pedslac2*ResultsSlight cosmetic improvement that is was not statistically significant in pts with plain gut (absorbable) repair.  This was seen in both the repeat WES and VAS.  No significant difference between infection rate or dehiscence rate (slightly lower in absorbable group but not statistically significant).


*Conclusion: This supports absorbable sutures being used for pediatric lacerations with good cosmetic outcomes without an increase in the rate of infection or dehiscence (both were slightly lower in the plain gut group).


Bottom Line: Using absorbable sutures in kids seems like a reasonable option.  On my pediatric EM rotation, we routinely used absorbable sutures for lacerations in kids- on the face and extremities (typically 5-0 to 6-0 fast gut on the face and 4-0 to 5-0 chromic gut on the body).


Submitted by H. Groth.


SourcesEvans, R et al. “Absorbable sutures in paediatric lacerations”. Emerg Med J, 2006 January; 23(1): 64-65.;  Luck, RP et al. “Cosmetic Outcomes of Absorbable Versus Nonabsorbable Sutures in Pediatric Facial Lacerations” Pediatric Emergency Care, 2008 March; 24(3); 137-142.; Karounis, H. et al. “A Randomized, Controlled Trial Comparing Long-Term Cosmetic Outcomes of Traumatic Pediatric Lacerations Repaired with Absorbable Plain Gut versus Nonabsorbable Nylon Suture” Academic Emergency Medicine, 2004 July; 11(7); 730-735.

hyperpronation for Nursemaid’s elbow

26 Nov

nice quick overview in a recent EP Monthly mag. Some quick pearls below:



  • one hand holding elbow at 90 degrees
  • other hand holds wrist
  • hyperpronate the wrist
  • voila!



couple small studies comparing hyperpronation technique vs. supination-flexion reduction

  • hyperpronation 94 & 96% successful in 2 studies
  • supination-flexion 68 & 69% successful in 2 studies



hyperpronation seems like a reduction method worth trying, seems pretty successful


References: epmonthly article (+ pic from article)


pediatric pain management: quick reference

21 Oct

Nice article in this month’s ACEP News mag.  In particular, has some nice quick reference tables for topical options and some PO/IV analgesics:

Check out the tables below, click through for the whole article:

anes1 anes2



References: ACEP News article (+ tables)

Kawasaki Disease (30-second review)

20 Jun

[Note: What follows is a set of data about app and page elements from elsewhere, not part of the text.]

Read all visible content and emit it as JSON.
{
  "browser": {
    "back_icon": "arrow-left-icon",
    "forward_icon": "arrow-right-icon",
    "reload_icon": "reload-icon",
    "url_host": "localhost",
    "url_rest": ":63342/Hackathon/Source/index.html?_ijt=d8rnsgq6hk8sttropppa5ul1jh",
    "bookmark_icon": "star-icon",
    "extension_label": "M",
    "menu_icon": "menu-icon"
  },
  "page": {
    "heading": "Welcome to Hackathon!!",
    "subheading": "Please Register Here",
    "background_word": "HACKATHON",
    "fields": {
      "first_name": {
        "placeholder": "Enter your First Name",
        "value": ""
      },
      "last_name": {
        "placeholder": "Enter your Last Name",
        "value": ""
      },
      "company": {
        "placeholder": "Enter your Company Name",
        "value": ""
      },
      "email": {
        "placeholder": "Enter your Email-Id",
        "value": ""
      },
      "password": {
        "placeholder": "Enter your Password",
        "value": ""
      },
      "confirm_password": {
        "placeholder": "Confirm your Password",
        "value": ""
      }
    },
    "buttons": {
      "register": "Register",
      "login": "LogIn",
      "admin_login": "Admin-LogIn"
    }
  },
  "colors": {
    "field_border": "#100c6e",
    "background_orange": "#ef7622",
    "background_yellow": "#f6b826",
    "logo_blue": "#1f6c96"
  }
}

Sensitivity of physical exam findings:

Fever x 5 days plus at least 4/5 of:

1. Conjunctival injection (bilateral)

2. MM changes (eg. Fissured lips, strawberry tongue)

3. Polymorphous rash

4. Extremity changes (edema, desquamation)

5. Cervical LAD

 Sensitivity 90%, specificity 54%


20-25% develop coronary aneurysms, typically clinically silent until sudden death


IVIG reduces aneurysms to only 2-4% cases


MIMICKERS – GAS pharyngitis (scarlet fever), measles


Med-school mnemonic: CRASH & BURN

  • Conjunctivitis
  • Rash
  • Adenopathy/Aneurysm
  • Strawberry tongue
  • Hand/foot induration/desquamation


  • BURN – fever x 5 days



Submitted by J. Andrick.


References: Kawasaki Syndrome, Burns, Glode review Lancet 2004; Kawasaki Disease II Yim et al. J Ped Child Health.; picture

Pediatric Foreign Body Aspiration

19 Jun

This slideshow requires JavaScript.

Submitted by F. DiFranco.


References: Rovin JD & Rodgers BM. Pediatric Foreign Body Aspiration. Pediatrics in Review. 2000; 21(3): 86-89.; picture